Ghosting: why are some personalities more likely to ghost after a date than others?
Dating

Ghosting: why are some personalities more likely to ghost after a date than others?

Could there finally be a psychological explanation for modern dating’s worst trend – ghosting?

Ghosting – the act of breaking up with someone by stopping contact without warning – may just be one of the worst parts of modern dating.

The abruptness, wondering what went wrong and lack of closure can all be very painful to experience in a break-up where you just don’t know why it happened.

A millennial dating study by BankMyCell found that 29% of women say they have been ghosted during a short-term relationship, while 26% admit they themselves have ghosted someone.

The reasons for this behaviour are varied, with 50% saying they did so to avoid confrontation and 10% admitting it’s because their partner became too needy or clingy.

However, it could also be to do with our psychological make-up, as a new study has theorised that there are certain personality types that are more likely to ghost than others.

Which personalities are more likely to ghost?
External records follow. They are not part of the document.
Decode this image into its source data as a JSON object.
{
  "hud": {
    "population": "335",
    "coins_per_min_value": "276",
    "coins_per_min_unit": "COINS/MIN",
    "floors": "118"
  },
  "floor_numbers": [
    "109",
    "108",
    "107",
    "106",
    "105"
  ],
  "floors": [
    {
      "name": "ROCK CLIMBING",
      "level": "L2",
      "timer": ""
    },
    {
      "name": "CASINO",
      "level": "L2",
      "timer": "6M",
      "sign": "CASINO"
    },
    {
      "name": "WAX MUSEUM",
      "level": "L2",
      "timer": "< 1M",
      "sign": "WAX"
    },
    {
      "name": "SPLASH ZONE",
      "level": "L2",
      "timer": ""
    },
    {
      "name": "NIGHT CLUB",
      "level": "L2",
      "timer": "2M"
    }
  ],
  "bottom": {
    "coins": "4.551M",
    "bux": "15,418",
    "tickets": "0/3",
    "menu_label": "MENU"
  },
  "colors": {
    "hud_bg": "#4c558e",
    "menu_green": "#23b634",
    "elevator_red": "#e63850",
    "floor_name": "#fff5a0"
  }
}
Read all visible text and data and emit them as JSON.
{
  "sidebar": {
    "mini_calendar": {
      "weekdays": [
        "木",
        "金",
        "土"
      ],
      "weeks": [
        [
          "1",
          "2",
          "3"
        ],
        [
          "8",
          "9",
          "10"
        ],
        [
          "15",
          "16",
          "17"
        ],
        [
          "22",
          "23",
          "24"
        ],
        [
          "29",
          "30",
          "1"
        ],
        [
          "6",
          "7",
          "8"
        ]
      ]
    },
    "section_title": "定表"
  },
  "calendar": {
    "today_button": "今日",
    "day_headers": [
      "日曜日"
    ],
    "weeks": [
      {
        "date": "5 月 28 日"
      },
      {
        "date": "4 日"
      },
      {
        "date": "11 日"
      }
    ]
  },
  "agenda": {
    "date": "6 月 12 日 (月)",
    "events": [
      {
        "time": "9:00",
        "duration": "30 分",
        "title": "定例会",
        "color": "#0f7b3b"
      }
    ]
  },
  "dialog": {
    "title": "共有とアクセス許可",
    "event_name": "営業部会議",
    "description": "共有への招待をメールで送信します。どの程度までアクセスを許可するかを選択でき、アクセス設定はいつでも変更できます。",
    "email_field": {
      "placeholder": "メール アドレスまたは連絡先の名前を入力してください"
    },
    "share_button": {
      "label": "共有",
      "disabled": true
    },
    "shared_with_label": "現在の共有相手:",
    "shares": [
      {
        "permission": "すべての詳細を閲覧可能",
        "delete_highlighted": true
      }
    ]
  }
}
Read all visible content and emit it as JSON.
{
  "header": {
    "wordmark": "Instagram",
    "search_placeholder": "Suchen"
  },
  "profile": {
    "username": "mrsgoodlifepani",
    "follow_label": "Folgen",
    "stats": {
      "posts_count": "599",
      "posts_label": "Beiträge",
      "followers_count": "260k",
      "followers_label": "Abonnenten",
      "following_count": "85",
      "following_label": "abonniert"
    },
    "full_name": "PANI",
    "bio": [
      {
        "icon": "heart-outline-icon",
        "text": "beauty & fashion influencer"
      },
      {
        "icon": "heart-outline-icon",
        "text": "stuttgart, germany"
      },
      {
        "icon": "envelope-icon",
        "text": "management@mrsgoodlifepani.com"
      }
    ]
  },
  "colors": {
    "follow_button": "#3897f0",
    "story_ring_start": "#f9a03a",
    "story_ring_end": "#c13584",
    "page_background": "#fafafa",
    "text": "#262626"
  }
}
The study, from the University of Padua, suggests that the sudden ending of contact without giving a reason is a strategy that seems more rational, and acceptable, to people who have higher scores for the so-called “dark triad” personality traits.

As Psychology Today explains, the three dark triad personality subtypes are narcissistic, Machiavellian (aka manipulation and cynicism) and psychopathic (socially callous and antagonistic).

However, Peter Jonason, the lead researcher on the study, stresses that this doesn’t mean that people who ghost, or have higher dark triad traits, are evil or pathological. ““These are people who see the world differently for a variety of reasons,” he explains. “But we all have these traits in us [to a certain extent], and good and evil is never black and white.”

“This kind of cold and detached form of break up – one that doesn’t take anyone else’s feelings into consideration – is an easily reasoned outcome of the way in which these people’s brains work,” he told New Scientist. “They prefer to just kind of bail.”

In the study, 341 volunteers were asked to complete a questionnaire that scored them on their dark triad traits. They were then asked to rank how acceptable ghosting is in different situations on a 10-point scale, and say if they had ever ghosted anyone in the past.

What the researchers found is that higher dark triad scores aligned with a greater acceptance and history of ghosting as a way to end short-term relationships.

Interestingly, an earlier study by the same researchers also found that long-term relationships are less common in people with dark triad personalities. 

Dating psychology: why do some people ghost?
Dating psychology: why do some people ghost?

How to cope with being  ghosted

Look, there is no magic bullet to avoid any kind of heartbreak; it’s a painful yet inevitable part of life. Even recognising dark triad tendencies in potential partners runs the risk of self-sabotaging the relationship before it’s had a chance to flourish.

And what’s more, ghosting doesn’t just happen in romantic relationships. It can occur within friendships and even in a professional context.

However, as the experts at VeryWellMind suggest, if you are ghosted, don’t play the blame and shame game.

“The experience might result in you exhibiting a variety of negative emotions and questioning yourself,” they explain on their website. “Hold your head up high, hold onto your dignity, and let them go. Someone better could be out there looking for you.

“Give yourself care and build your resilience during this painful time. If you’re still struggling to cope after being ghosted by a romantic interest, a friend, or someone in the workplace, reach out to a doctor or a mental health professional for assistance.”

Sign up for the latest news and must-read features from Stylist, so you don't miss out on the conversation.

By entering my email I agree to Stylist’s Privacy Policy

Images: Getty